The Philistines were often mentioned in the biblical literature, especially as the enemies of King David. They were perhaps originally from the island of Crete. They were the five main Philistine coastal cities mentioned from the time of Joshua, chapter 13, Ashkelon, Gaza, Ekron, Gath, and Ashdod, all on the Mediterranean coast line of present day Israel. Thus the mention of unending hostilities with the Philistines did not seem out of place. Jeremiah, chapter 47, had also spoken against them. These Philistines acted with vengeance and malice, as they brought revenge on the Israelites with their destruction.

The day of destruction for the Philistines (Jer 47:3-47:4)

“At the noise

Of the stamping

Of the hoofs

Of his stallions,

At the clatter

Of his chariots,

At the rumbling

Of their wheels,

The parents do not

Look back

For children.

Their hands are so feeble.

The day is coming

To destroy

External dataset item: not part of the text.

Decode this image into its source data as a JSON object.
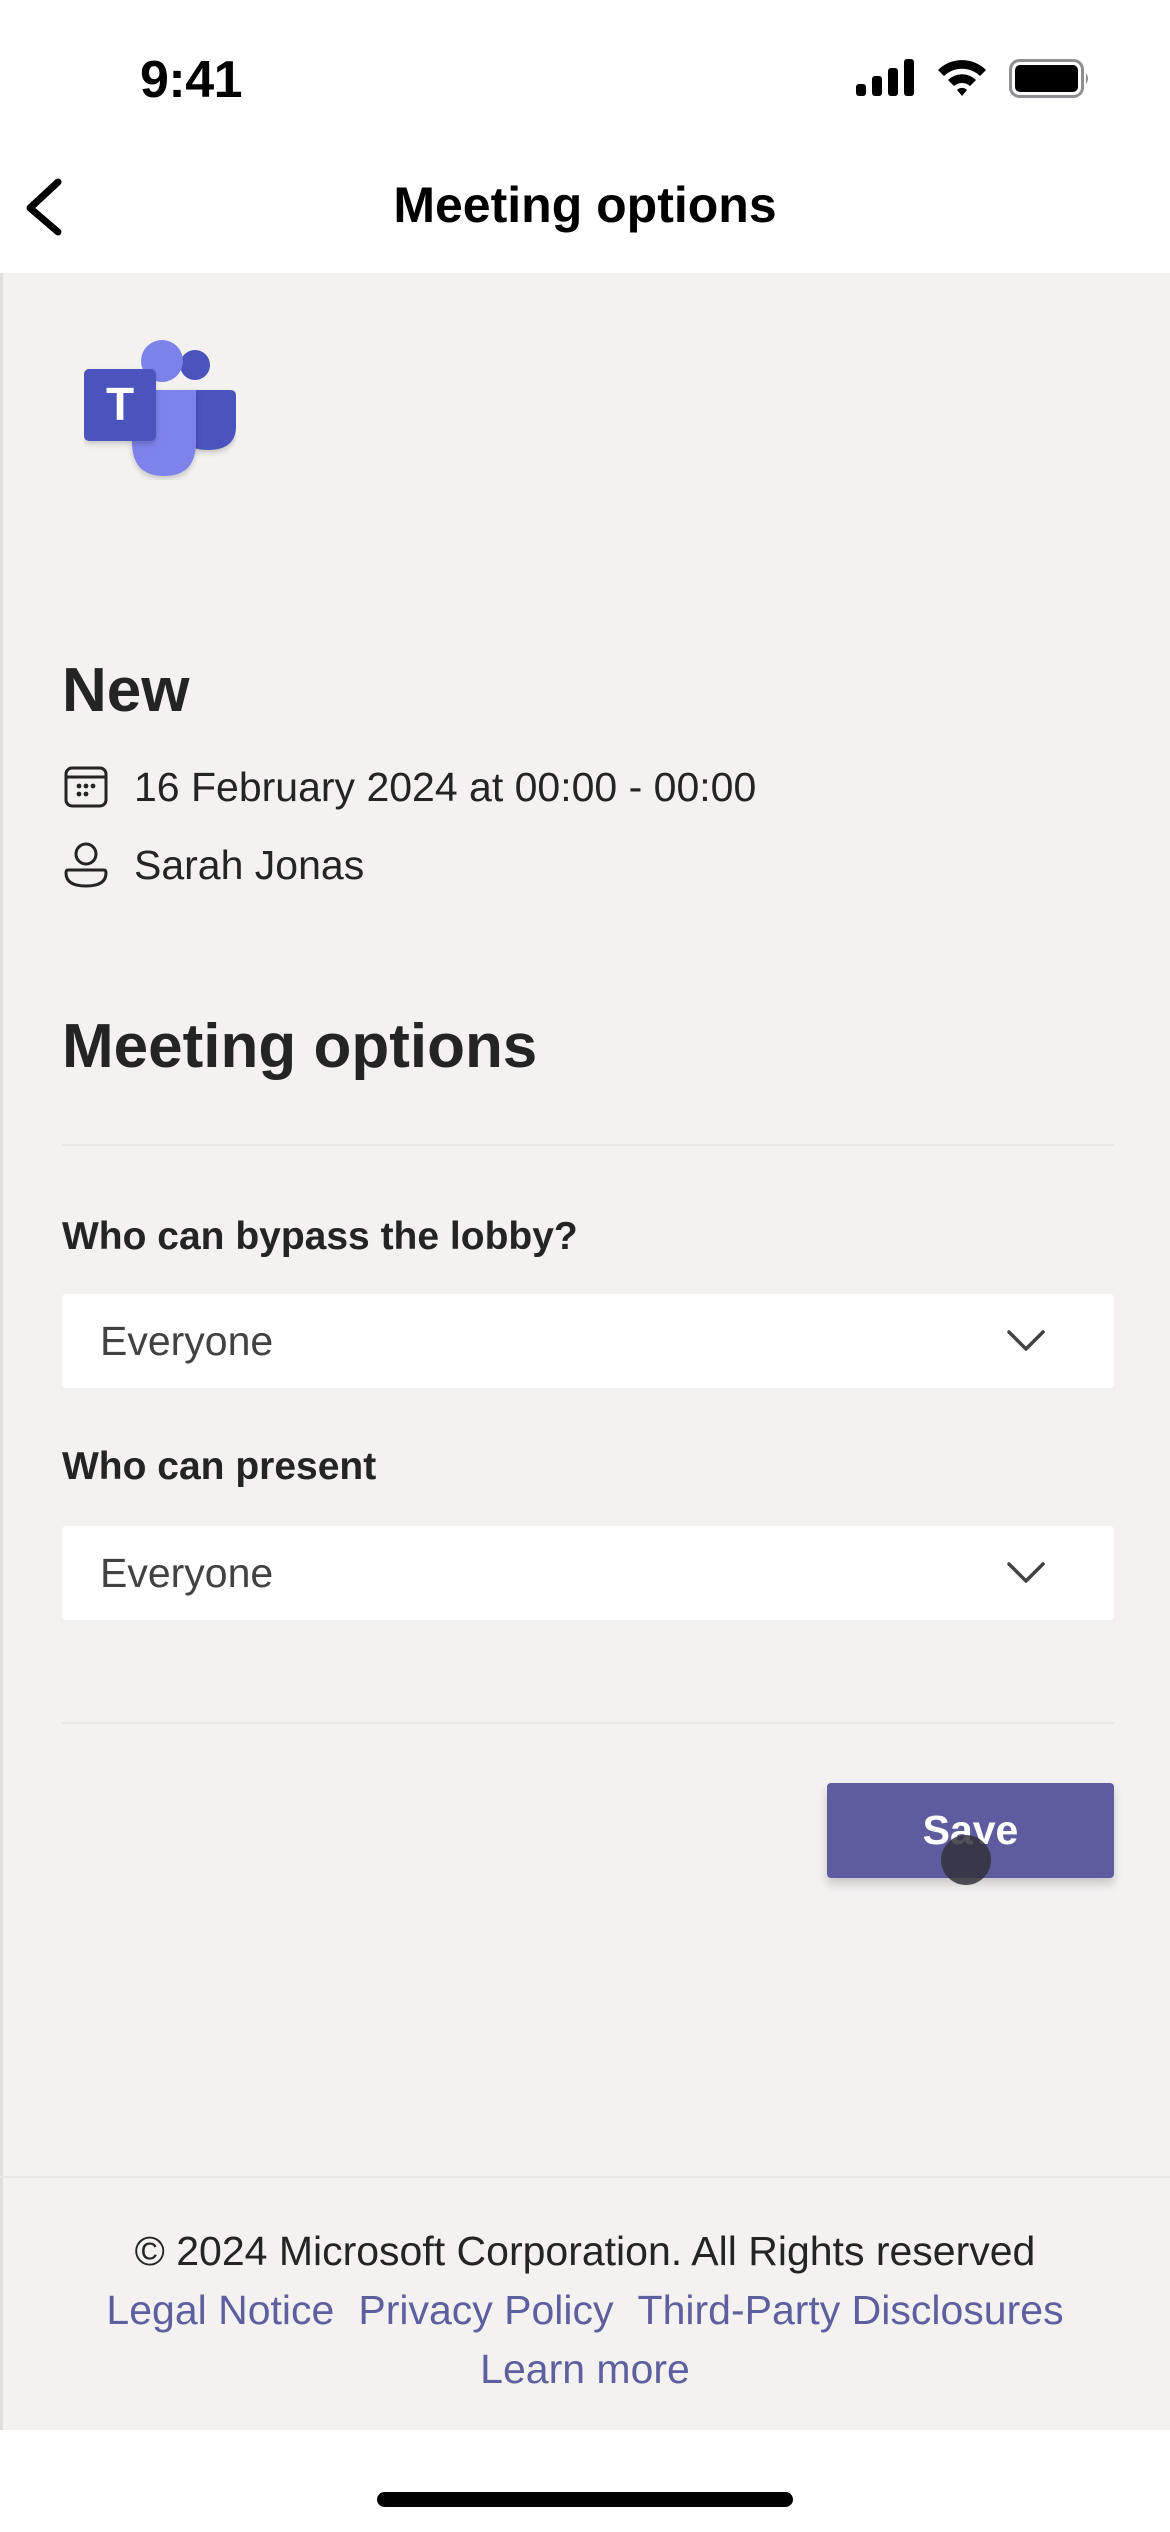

All the Philistines.

They will be cut off

From Tyre and Sidon,

From every helper

That remains.

Yahweh is destroying

The Philistines,

The remnant

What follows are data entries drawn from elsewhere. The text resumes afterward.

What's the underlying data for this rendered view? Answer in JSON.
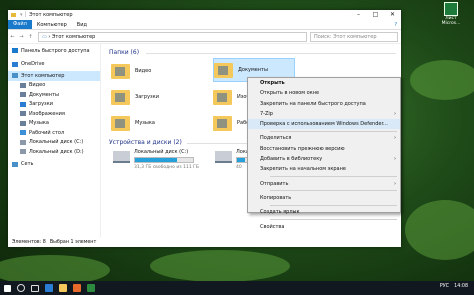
{
  "desktop": {
    "icon_label": "Лист Micros..."
  },
  "window": {
    "title": "Этот компьютер",
    "ribbon": {
      "file": "Файл",
      "tabs": [
        "Компьютер",
        "Вид"
      ]
    },
    "address": "Этот компьютер",
    "search_placeholder": "Поиск: Этот компьютер"
  },
  "sidebar": {
    "items": [
      {
        "label": "Панель быстрого доступа",
        "icon": "star-icon",
        "color": "#1979ca"
      },
      {
        "label": "OneDrive",
        "icon": "cloud-icon",
        "color": "#2b7cd3"
      },
      {
        "label": "Этот компьютер",
        "icon": "computer-icon",
        "color": "#4a90c8",
        "selected": true
      },
      {
        "label": "Видео",
        "icon": "video-folder-icon",
        "color": "#6a7f9a"
      },
      {
        "label": "Документы",
        "icon": "documents-folder-icon",
        "color": "#6a7f9a"
      },
      {
        "label": "Загрузки",
        "icon": "downloads-folder-icon",
        "color": "#2b7cd3"
      },
      {
        "label": "Изображения",
        "icon": "pictures-folder-icon",
        "color": "#6a7f9a"
      },
      {
        "label": "Музыка",
        "icon": "music-folder-icon",
        "color": "#6a7f9a"
      },
      {
        "label": "Рабочий стол",
        "icon": "desktop-folder-icon",
        "color": "#3a8fd8"
      },
      {
        "label": "Локальный диск (C:)",
        "icon": "drive-icon",
        "color": "#8a98a8"
      },
      {
        "label": "Локальный диск (D:)",
        "icon": "drive-icon",
        "color": "#8a98a8"
      },
      {
        "label": "Сеть",
        "icon": "network-icon",
        "color": "#4a90c8"
      }
    ]
  },
  "main": {
    "folders_header": "Папки (6)",
    "folders": [
      {
        "label": "Видео",
        "selected": false
      },
      {
        "label": "Документы",
        "selected": true
      },
      {
        "label": "Загрузки",
        "selected": false
      },
      {
        "label": "Изобра",
        "selected": false
      },
      {
        "label": "Музыка",
        "selected": false
      },
      {
        "label": "Рабоч",
        "selected": false
      }
    ],
    "drives_header": "Устройства и диски (2)",
    "drives": [
      {
        "name": "Локальный диск (C:)",
        "free": "31,3 ГБ свободно из 111 ГБ",
        "used_fraction": 0.72
      },
      {
        "name": "Локаль",
        "free": "40",
        "used_fraction": 0.35
      }
    ]
  },
  "status": {
    "items": "Элементов: 8",
    "selected": "Выбран 1 элемент"
  },
  "context_menu": {
    "items": [
      {
        "label": "Открыть",
        "bold": true
      },
      {
        "label": "Открыть в новом окне"
      },
      {
        "label": "Закрепить на панели быстрого доступа"
      },
      {
        "label": "7-Zip",
        "submenu": true
      },
      {
        "label": "Проверка с использованием Windows Defender...",
        "highlighted": true
      },
      {
        "sep": true
      },
      {
        "label": "Поделиться",
        "submenu": true
      },
      {
        "label": "Восстановить прежнюю версию"
      },
      {
        "label": "Добавить в библиотеку",
        "submenu": true
      },
      {
        "label": "Закрепить на начальном экране"
      },
      {
        "sep": true
      },
      {
        "label": "Отправить",
        "submenu": true
      },
      {
        "sep": true
      },
      {
        "label": "Копировать"
      },
      {
        "sep": true
      },
      {
        "label": "Создать ярлык"
      },
      {
        "sep": true
      },
      {
        "label": "Свойства"
      }
    ]
  },
  "taskbar": {
    "lang": "РУС",
    "time": "14:08"
  }
}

Of the coastland

Of Caphtor.”

The Philistines were going to hear the hoofs of the stallions of these invaders. They would hear the noise of the rumbling chariot wheels. Parents would not turn back to save their children, because their own hands would be too weak. The Philistines would be destroyed, since they were cut off from any help from the Phoenician cities of Tyre and Sidon. Yahweh was going to destroy the remnant of the coastal people, who may have come from the island of Caphtor or Crete.

The Philistines (Jer 47:1-47:1)

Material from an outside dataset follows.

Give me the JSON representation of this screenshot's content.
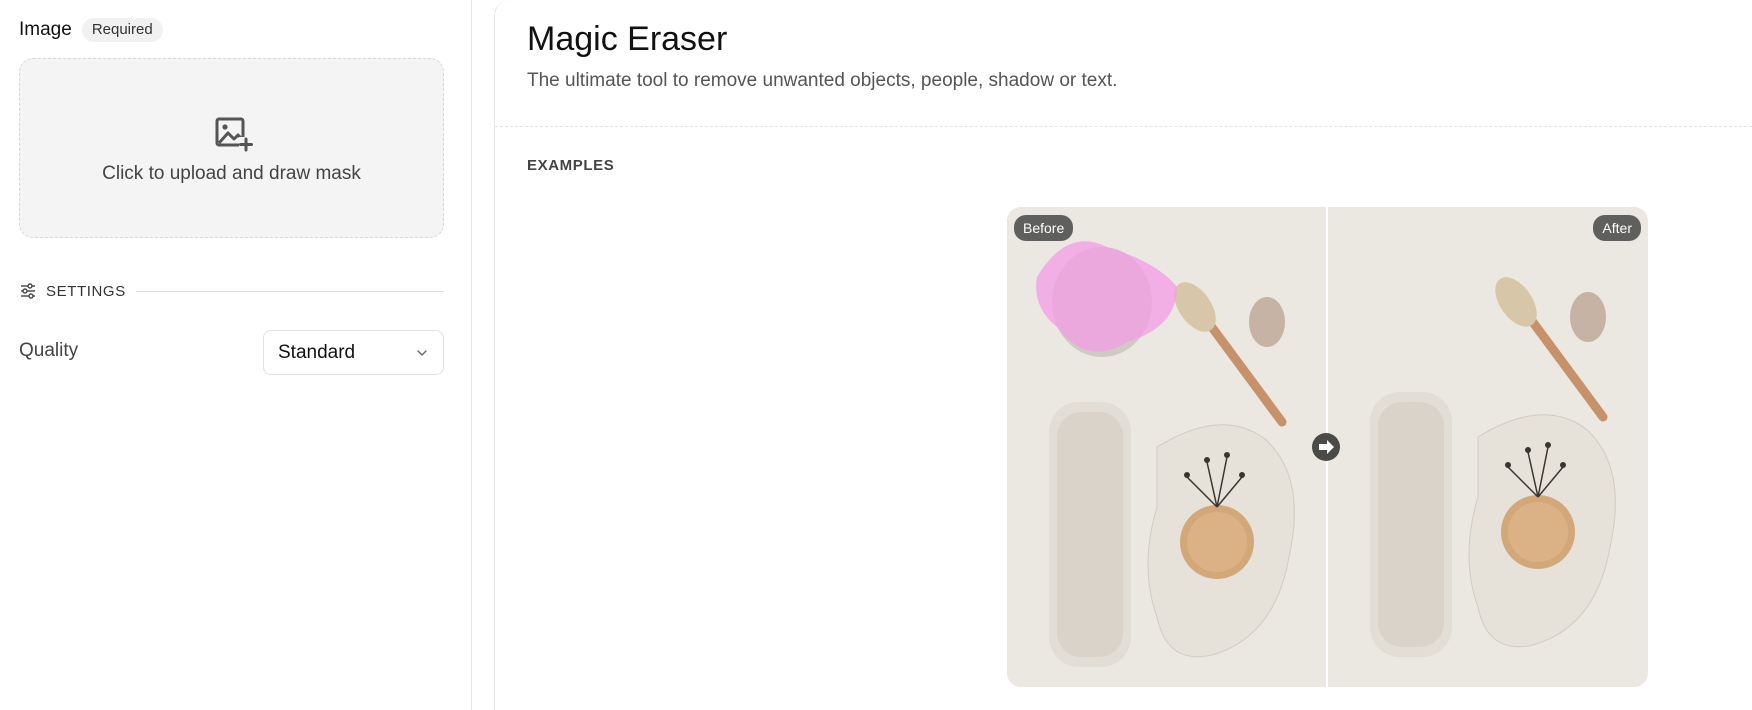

“The word of Yahweh

Came

To the prophet Jeremiah

Concerning the Philistines,

Before Pharaoh attacked Gaza.”

The Philistines, perhaps from Crete, had been the enemies of King David with many mentions in the biblical literature. They were, of course, the five main Philistine cities mentioned from the time of Joshua, chapter 13. Ashkelon, Gaza, Ekron, Gath, and Ashdod, all on the Mediterranean coast line of present day Israel. Gath and Ashdod were almost completely destroyed by the Egyptians in the 7th century. Here there is a mention of Pharaoh Neco invading Gaza. In the Septuagint Greek translation, this is chapter 29, not chapter 47 as here.

Demetrius II appears on the scene (1 Macc 10:67-10:69)

“In the one hundred sixty-fifth year, Demetrius son of Demetrius came from Crete to the land of his ancestors. When King Alexander heard of it, he was greatly distressed. He returned to Antioch. Demetrius appointed Apollonius the governor of Coele-syria. He assembled a large force and encamped against Jamnia.”

About 3 year later in 147 BCE, the son of Demetrius I called Demetrius II, the grandson of King Seleucus IV, came from the island of Crete. King Alexander I was upset and returned to Antioch in Syria. Demetrius II assembled a large army force in Jamnia.   He named the Philistine Apollonius the governor of this area.   Coele-syria means Hollow Syria, the area around Palestine with the sea coast town of Jamnia.